#### [What the exercise asks]
Spot each line in the records below where the word "value" occurs, then copy it.
BEGIN Provided entries
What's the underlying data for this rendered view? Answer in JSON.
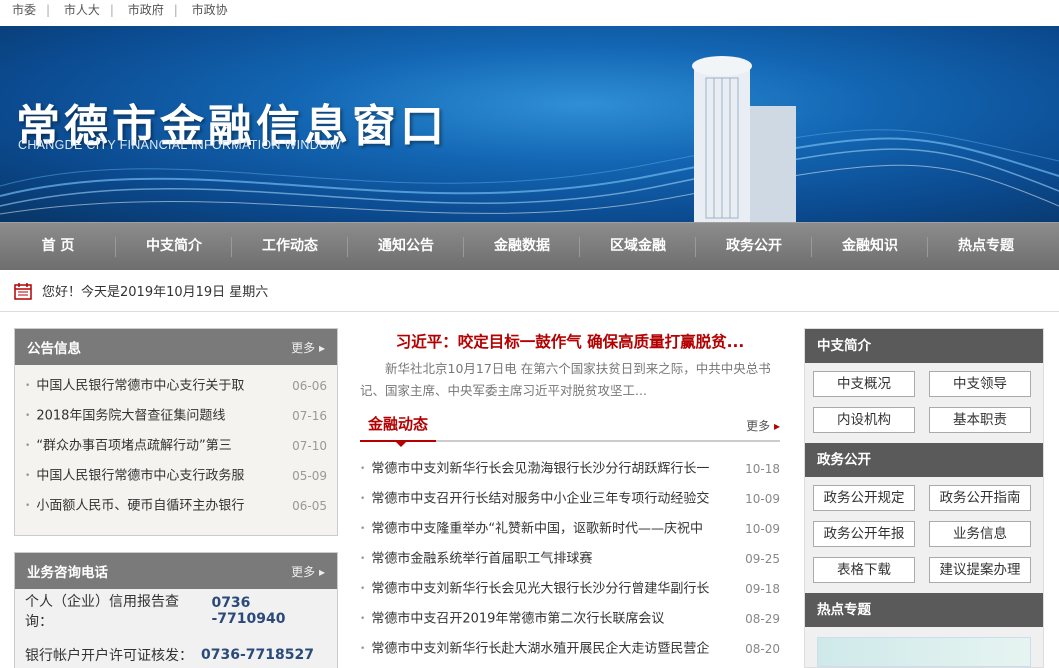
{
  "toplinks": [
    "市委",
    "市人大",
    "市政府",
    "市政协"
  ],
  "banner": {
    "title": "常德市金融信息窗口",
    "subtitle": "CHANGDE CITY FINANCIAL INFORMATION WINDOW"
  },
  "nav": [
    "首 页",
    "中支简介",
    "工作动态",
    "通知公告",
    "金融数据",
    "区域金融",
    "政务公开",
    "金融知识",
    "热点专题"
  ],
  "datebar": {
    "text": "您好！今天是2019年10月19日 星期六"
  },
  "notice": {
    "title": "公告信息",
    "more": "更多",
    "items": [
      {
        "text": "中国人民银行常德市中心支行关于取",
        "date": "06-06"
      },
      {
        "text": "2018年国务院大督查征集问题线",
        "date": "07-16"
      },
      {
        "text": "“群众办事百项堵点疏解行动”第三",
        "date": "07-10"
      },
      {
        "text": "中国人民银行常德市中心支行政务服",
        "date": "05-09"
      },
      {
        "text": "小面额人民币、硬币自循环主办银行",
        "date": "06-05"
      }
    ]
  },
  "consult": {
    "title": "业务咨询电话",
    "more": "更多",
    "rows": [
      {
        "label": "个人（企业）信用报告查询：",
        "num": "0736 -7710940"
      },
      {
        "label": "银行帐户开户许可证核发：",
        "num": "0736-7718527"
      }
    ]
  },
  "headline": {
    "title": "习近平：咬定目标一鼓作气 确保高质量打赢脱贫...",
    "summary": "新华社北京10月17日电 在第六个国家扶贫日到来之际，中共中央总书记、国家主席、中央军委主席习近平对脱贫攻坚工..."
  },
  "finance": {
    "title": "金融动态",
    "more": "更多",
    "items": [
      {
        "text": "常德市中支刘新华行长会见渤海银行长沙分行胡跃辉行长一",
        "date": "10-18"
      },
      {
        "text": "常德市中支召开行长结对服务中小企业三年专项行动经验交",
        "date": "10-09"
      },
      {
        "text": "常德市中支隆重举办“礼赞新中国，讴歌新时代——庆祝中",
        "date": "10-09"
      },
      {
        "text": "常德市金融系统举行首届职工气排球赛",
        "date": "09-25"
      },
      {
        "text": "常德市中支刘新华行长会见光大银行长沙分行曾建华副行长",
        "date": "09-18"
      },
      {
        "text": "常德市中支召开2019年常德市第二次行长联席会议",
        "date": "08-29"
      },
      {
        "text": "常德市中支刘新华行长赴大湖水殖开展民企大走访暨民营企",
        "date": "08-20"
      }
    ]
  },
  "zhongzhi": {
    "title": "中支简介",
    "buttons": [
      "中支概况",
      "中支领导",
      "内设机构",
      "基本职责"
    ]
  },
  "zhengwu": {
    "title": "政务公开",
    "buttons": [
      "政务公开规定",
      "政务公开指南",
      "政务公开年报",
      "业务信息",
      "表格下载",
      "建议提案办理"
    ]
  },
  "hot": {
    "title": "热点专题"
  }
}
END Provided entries
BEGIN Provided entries
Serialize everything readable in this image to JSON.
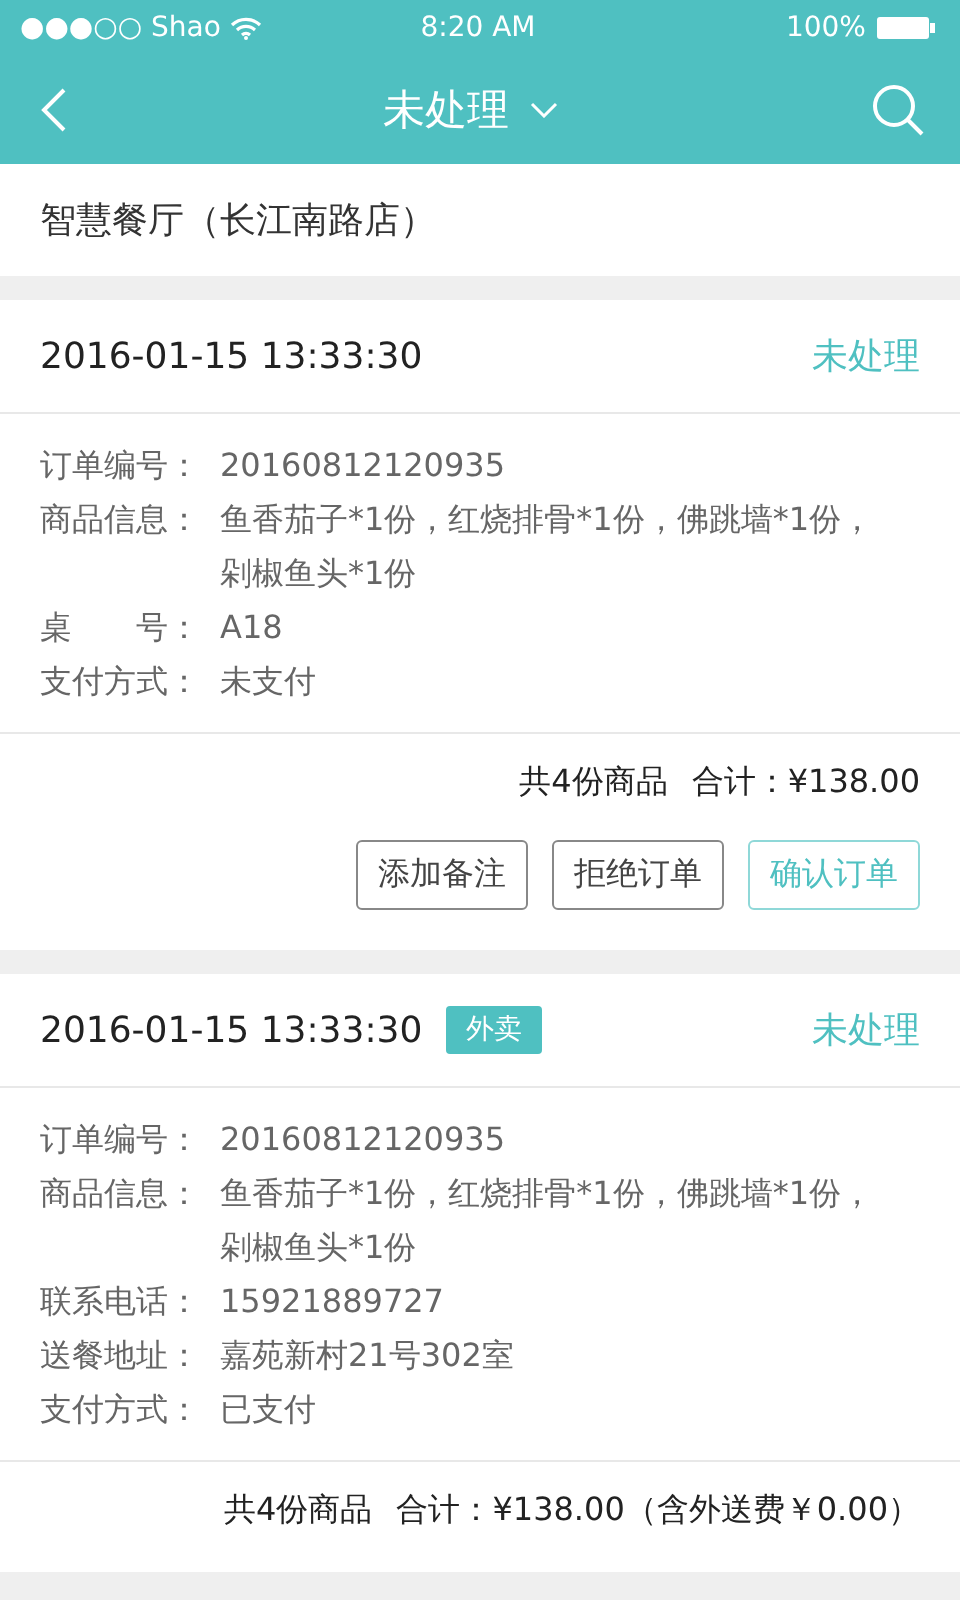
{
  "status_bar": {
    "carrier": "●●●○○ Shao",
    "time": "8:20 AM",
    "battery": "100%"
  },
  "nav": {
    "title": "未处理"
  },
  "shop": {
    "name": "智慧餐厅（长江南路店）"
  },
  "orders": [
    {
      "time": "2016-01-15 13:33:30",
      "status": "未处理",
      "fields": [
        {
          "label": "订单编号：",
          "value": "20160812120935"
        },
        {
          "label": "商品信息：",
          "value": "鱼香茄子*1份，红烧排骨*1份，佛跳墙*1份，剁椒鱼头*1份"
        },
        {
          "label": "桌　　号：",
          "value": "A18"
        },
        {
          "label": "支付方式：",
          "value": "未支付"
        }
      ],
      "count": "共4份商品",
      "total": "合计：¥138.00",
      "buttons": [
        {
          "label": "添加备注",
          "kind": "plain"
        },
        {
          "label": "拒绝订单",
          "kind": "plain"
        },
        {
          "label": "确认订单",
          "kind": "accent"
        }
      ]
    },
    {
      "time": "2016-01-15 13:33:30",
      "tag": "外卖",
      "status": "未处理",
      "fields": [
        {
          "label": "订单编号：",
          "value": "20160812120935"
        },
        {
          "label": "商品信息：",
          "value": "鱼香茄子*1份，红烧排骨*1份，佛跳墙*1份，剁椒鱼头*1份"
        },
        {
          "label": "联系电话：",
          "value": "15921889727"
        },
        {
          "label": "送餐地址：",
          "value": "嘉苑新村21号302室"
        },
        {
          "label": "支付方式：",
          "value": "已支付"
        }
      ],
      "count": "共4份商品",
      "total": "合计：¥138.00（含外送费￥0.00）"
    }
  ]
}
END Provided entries
#### [Result for this exercise]
          "value": "20160812120935"
          "value": "鱼香茄子*1份，红烧排骨*1份，佛跳墙*1份，剁椒鱼头*1份"
          "value": "A18"
          "value": "未支付"
          "value": "20160812120935"
          "value": "鱼香茄子*1份，红烧排骨*1份，佛跳墙*1份，剁椒鱼头*1份"
          "value": "15921889727"
          "value": "嘉苑新村21号302室"
          "value": "已支付"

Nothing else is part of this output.